Bleaching Polaroids highlights the toxicity of western beauty standards

All images © Rica May Tumanguil

Reacting against the aesthetic norms in her native Philippines, Rica May Tumanguil manipulates her self-portraits in the manner of Stephen Gill

Rica May Tumanguil was born and brought up in Tuguegarao, a city in the Philippines. The country was long under colonial rule, occupied first by Spain and then by the US; it gained independence in 1946 but, says Tumanguil, western values persist, including Eurocentric standards of beauty. Lighter skin is seen as desirable for finding a partner, or even establishing a career, and darker skin is sometimes openly mocked. Some Filipinos, especially young women, turn to whitening products in a bid to bleach themselves into conformity.

“As for many, it was a major part of my experience growing up,” says Tumanguil. “I was bullied and teased for having a more tanned complexion and, as a teenage girl wanting to be seen as beautiful, I used papaya soap to try to lighten my skin, as did my mother and sister.
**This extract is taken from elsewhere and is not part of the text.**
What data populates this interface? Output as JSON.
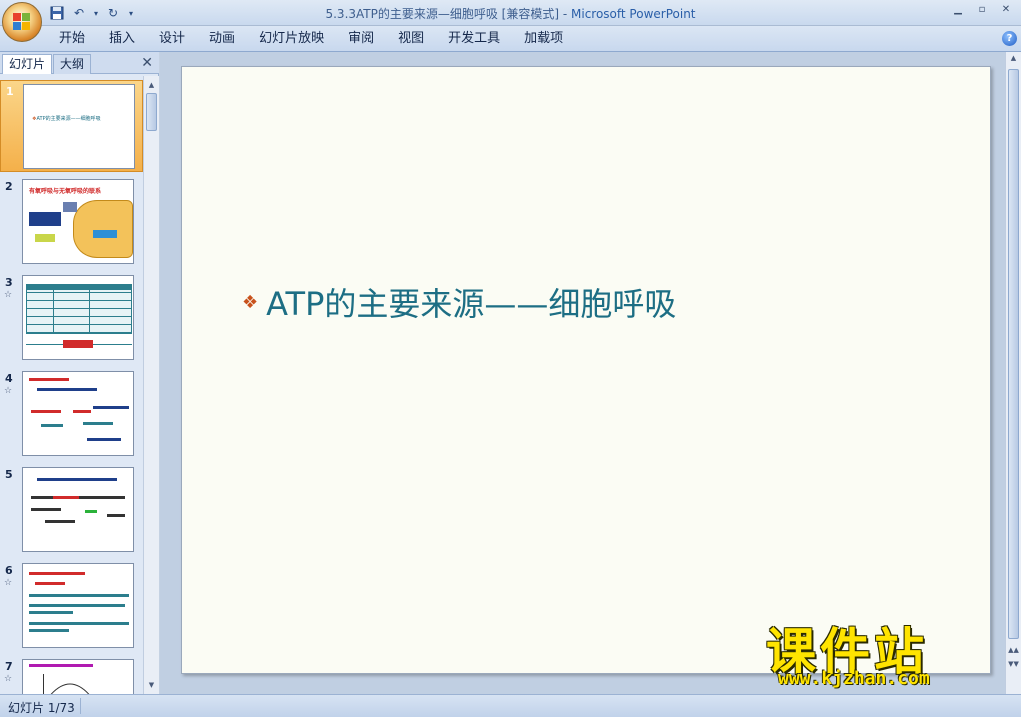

A common sight at the local market was women with peeling red skin after they had bleached, and it was also common for cheap skin-lightening soaps containing mercury to be sold at the market.”

“I was bullied and teased for having a more tanned complexion and, as a teenage girl wanting to be seen as beautiful, I used papaya soap to try to lighten my skin”

More recently, some skin-lightening commercials have elicited a backlash in the Philippines, Tumanguil adds, but generally these voices are quiet in the wider social discourse. She moved to London in 2015 to live with her father and to study photography at London South Bank University, and for her final project, opted to protest against the beauty practice, making a series ironically titled The Fairest of Them All. Taking a series of self-portraits on Polaroids, she applied skin-lightening products directly to the prints, allowing them to strip and damage the surfaces.

Tumanguil chose to work with Polaroids because the melting emulsions she lifted from them felt fleshy; the resulting work expresses the experience of skin-lightening, she says, serving as a literal reminder of just how caustic these products are. The fact that her face disappears in some images also suggests the notion of erasure and the effacement of non-western aesthetics and people. “Through Eurocentric and Orientalist lenses, the Philippines, as with other colonised lands, now face the after-effects of western white supremacy,” she comments.

Tumanguil discovered photography through her iPhone, but found herself drawn to analogue while at university. LSBU does not have a darkroom, but she met a friendly community at the Lakeside Darkroom, who gave her guidance she continues to draw on now she has graduated. Her tutors pushed her artistically too, but The Fairest of Them All was directly inspired by Stephen Gill, particularly his project Best Before End. Taking colour negative films and dunking them in energy drinks, Gill distorted and corrupted his images and, as with skin lightening, damaged his health in the process.

Gill’s project is a commentary on rest and a 24-hour society that almost forbids it; Tumanguil’s work is about impossible beauty standards and the ongoing impact of colonial and cultural imperialism. “I wanted to create a project that presented the viewer with overwhelming texture,” she says, “using processes that can only be achieved through these physical methods.”

Diane Smyth

Diane Smyth is the editor of BJP, returning for a second stint on staff in 2023 - after 15 years on the team until 2019. As a freelancer, she has written for The Guardian, FT Weekend Magazine, Creative Review, Aperture, FOAM, Aesthetica and Apollo. She has also curated exhibitions for institutions such as The Photographers Gallery and Lianzhou Foto Festival. You can follow her on instagram @dismy